# Assigned task:
Find the word "text" in the records below. List each line containing it.

Extracted records:
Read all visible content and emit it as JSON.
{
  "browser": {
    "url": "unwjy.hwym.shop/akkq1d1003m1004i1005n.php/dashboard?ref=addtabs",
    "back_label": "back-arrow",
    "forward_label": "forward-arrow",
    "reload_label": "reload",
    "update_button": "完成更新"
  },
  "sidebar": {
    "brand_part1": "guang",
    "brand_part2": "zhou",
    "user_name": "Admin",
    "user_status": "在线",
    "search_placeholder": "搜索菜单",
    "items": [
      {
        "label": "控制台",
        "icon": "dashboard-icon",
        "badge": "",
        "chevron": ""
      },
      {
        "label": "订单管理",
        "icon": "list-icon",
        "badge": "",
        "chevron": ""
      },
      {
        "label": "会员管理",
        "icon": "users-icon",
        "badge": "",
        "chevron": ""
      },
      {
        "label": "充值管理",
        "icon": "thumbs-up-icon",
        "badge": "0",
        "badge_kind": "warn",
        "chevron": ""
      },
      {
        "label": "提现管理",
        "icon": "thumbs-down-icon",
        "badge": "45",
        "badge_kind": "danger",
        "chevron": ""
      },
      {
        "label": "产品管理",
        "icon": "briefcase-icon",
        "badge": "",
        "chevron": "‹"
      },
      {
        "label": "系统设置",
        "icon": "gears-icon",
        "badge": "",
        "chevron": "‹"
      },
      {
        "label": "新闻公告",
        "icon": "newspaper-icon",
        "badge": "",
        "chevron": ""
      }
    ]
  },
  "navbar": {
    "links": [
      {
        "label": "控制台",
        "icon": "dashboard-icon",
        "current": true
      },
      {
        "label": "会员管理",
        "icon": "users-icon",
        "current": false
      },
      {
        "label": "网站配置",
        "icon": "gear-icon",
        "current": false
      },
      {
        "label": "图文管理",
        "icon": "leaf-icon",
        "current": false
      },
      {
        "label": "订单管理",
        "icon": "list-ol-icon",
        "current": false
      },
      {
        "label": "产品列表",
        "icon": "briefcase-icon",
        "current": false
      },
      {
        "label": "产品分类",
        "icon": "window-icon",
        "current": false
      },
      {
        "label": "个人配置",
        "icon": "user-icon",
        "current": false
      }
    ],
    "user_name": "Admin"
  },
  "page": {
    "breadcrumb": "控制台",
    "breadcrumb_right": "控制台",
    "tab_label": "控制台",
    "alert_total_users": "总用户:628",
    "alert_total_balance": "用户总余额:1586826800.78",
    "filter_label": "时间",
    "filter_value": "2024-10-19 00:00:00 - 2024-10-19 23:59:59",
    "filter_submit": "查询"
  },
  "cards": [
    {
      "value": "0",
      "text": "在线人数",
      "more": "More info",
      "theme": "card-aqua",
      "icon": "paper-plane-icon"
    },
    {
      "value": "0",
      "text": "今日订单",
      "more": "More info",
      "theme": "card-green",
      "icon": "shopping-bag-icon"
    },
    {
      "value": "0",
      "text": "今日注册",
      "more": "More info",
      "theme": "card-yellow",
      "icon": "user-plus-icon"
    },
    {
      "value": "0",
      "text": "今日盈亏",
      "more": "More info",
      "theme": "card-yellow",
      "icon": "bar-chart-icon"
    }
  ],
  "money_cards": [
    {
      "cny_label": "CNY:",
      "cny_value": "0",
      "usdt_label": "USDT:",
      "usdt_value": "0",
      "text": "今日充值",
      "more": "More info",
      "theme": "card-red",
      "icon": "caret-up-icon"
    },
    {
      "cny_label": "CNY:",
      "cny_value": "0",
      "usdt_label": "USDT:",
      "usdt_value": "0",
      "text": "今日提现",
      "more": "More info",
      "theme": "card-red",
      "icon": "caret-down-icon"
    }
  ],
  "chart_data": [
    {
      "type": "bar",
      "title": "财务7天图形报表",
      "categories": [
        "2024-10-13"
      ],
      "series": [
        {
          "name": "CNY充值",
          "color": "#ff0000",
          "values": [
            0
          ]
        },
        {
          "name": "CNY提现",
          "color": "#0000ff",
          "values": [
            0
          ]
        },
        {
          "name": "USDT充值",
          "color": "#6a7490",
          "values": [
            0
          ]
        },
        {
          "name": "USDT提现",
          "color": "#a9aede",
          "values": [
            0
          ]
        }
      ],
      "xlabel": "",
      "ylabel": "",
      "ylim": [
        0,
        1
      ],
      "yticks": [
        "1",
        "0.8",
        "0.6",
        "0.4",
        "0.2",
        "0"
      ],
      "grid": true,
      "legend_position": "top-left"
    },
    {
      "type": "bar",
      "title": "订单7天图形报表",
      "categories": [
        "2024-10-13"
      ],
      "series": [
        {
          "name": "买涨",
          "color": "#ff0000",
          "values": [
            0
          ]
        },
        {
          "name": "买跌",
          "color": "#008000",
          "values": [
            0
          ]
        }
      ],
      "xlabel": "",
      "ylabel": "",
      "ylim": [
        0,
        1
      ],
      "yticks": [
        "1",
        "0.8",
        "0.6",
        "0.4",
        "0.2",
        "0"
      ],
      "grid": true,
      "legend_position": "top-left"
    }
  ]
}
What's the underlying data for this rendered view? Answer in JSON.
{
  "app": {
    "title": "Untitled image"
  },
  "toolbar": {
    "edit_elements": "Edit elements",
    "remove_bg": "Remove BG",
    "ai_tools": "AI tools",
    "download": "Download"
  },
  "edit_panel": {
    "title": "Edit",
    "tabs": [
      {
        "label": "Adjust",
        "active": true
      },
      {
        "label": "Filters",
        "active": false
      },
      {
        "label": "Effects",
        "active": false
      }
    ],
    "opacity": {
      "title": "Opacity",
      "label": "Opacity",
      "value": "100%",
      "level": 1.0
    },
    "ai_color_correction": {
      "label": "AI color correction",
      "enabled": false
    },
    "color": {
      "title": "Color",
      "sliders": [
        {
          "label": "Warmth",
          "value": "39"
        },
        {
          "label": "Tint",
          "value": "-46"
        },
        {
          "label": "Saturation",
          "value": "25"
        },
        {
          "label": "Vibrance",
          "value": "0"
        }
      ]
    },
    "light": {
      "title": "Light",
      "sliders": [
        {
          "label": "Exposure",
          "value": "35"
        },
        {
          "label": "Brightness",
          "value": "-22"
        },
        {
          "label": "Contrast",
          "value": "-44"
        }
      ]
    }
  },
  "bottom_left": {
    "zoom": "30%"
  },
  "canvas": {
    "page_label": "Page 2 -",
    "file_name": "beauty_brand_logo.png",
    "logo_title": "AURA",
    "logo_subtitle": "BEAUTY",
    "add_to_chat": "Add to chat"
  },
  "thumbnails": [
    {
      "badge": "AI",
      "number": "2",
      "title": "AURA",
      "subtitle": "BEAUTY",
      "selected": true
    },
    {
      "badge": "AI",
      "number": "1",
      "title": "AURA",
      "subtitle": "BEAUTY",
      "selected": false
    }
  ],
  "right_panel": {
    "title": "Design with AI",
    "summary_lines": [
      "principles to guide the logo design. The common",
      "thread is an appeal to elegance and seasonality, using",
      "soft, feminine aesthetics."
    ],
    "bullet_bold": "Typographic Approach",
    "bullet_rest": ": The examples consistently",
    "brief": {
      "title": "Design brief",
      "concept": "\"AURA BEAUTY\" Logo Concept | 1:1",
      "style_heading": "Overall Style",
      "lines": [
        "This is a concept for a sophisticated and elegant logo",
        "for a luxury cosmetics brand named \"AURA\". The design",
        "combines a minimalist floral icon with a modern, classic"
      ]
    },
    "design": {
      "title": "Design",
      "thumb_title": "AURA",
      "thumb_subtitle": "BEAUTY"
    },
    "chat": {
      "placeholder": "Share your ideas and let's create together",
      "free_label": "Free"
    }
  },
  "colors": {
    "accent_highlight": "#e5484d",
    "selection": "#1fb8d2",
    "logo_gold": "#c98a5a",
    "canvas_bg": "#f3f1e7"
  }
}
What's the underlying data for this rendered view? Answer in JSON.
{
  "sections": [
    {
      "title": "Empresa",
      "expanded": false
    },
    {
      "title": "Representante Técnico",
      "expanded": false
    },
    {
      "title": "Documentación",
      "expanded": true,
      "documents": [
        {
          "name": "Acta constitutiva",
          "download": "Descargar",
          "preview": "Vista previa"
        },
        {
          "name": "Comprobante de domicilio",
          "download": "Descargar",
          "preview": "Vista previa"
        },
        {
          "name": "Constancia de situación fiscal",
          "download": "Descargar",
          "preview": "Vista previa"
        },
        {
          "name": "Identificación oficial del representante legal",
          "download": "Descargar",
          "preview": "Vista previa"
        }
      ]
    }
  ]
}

# Exercise answer:
      "text": "在线人数",
      "text": "今日订单",
      "text": "今日注册",
      "text": "今日盈亏",
      "text": "今日充值",
      "text": "今日提现",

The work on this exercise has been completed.